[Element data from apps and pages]
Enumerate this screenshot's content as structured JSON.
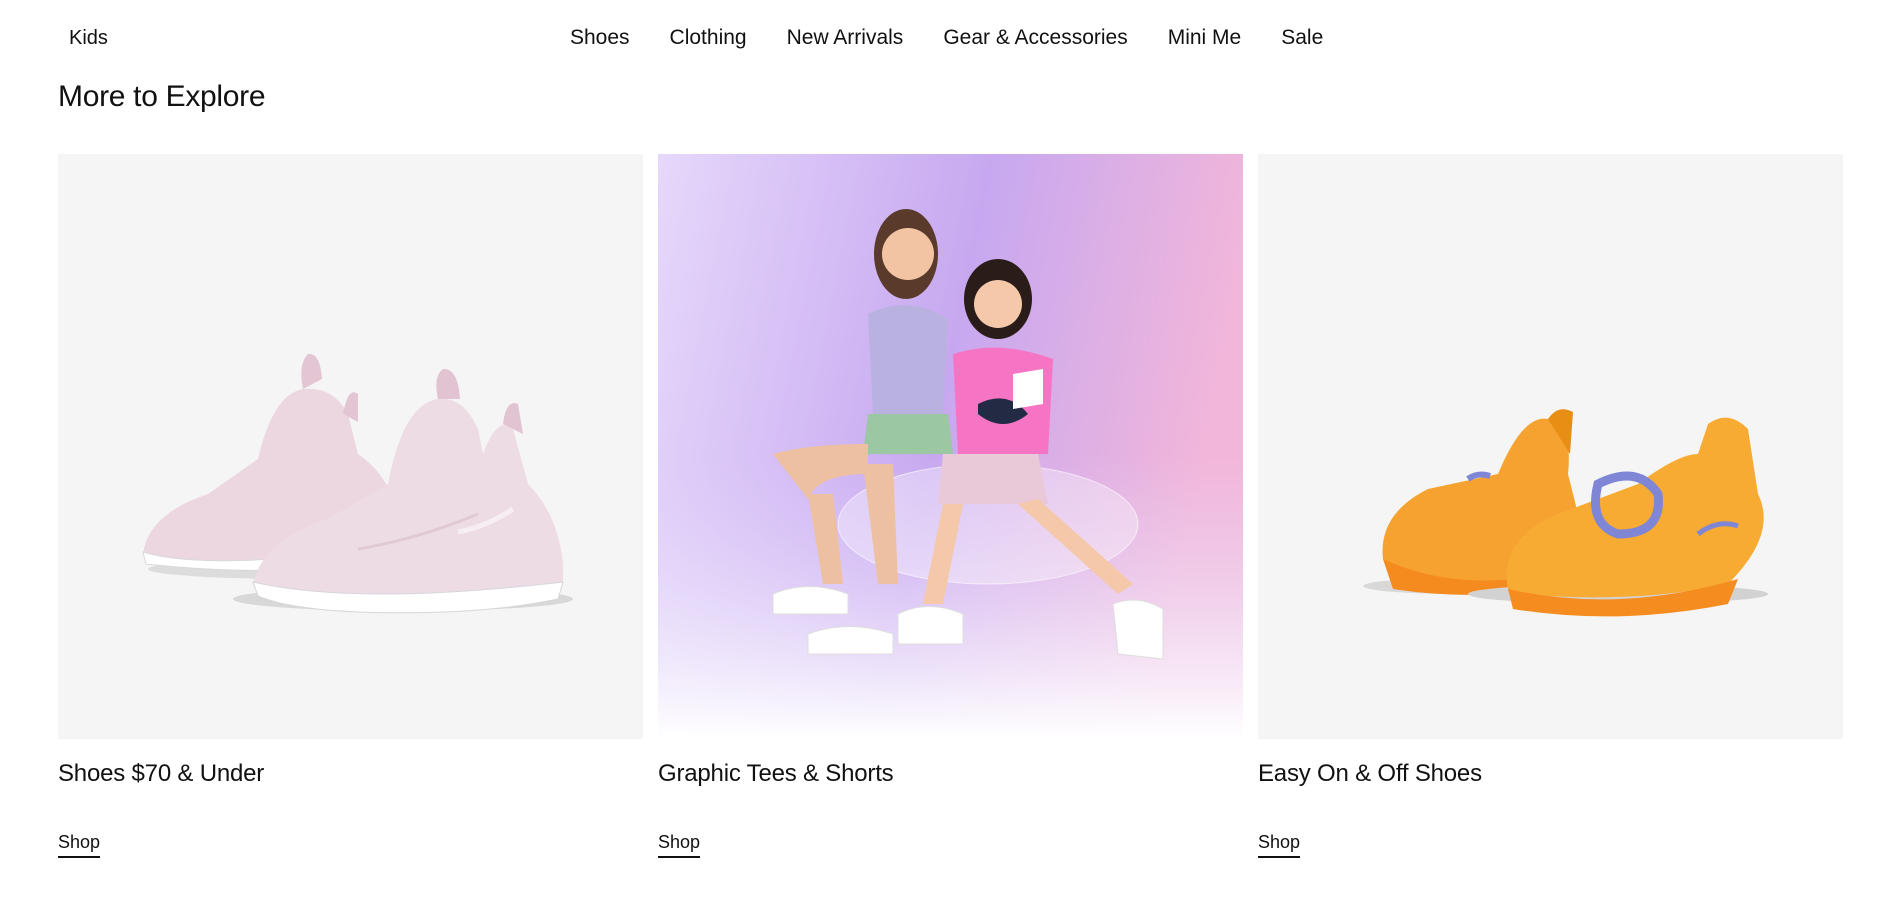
{
  "nav": {
    "brand": "Kids",
    "items": [
      {
        "label": "Shoes"
      },
      {
        "label": "Clothing"
      },
      {
        "label": "New Arrivals"
      },
      {
        "label": "Gear & Accessories"
      },
      {
        "label": "Mini Me"
      },
      {
        "label": "Sale"
      }
    ]
  },
  "section": {
    "title": "More to Explore"
  },
  "cards": [
    {
      "title": "Shoes $70 & Under",
      "link": "Shop",
      "image": "pink-kids-slip-on-shoes"
    },
    {
      "title": "Graphic Tees & Shorts",
      "link": "Shop",
      "image": "two-girls-on-clear-chair"
    },
    {
      "title": "Easy On & Off Shoes",
      "link": "Shop",
      "image": "orange-toddler-shoes"
    }
  ],
  "colors": {
    "text": "#111111",
    "card_bg": "#f5f5f5",
    "pink_shoe": "#ead6e0",
    "orange_shoe": "#f5a12c",
    "lavender": "#d6c3f5"
  }
}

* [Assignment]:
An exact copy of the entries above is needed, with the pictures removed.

* [Reply]:
Enumerate this screenshot's content as structured JSON.
{
  "nav": {
    "brand": "Kids",
    "items": [
      {
        "label": "Shoes"
      },
      {
        "label": "Clothing"
      },
      {
        "label": "New Arrivals"
      },
      {
        "label": "Gear & Accessories"
      },
      {
        "label": "Mini Me"
      },
      {
        "label": "Sale"
      }
    ]
  },
  "section": {
    "title": "More to Explore"
  },
  "cards": [
    {
      "title": "Shoes $70 & Under",
      "link": "Shop",
      "image": "pink-kids-slip-on-shoes"
    },
    {
      "title": "Graphic Tees & Shorts",
      "link": "Shop",
      "image": "two-girls-on-clear-chair"
    },
    {
      "title": "Easy On & Off Shoes",
      "link": "Shop",
      "image": "orange-toddler-shoes"
    }
  ],
  "colors": {
    "text": "#111111",
    "card_bg": "#f5f5f5",
    "pink_shoe": "#ead6e0",
    "orange_shoe": "#f5a12c",
    "lavender": "#d6c3f5"
  }
}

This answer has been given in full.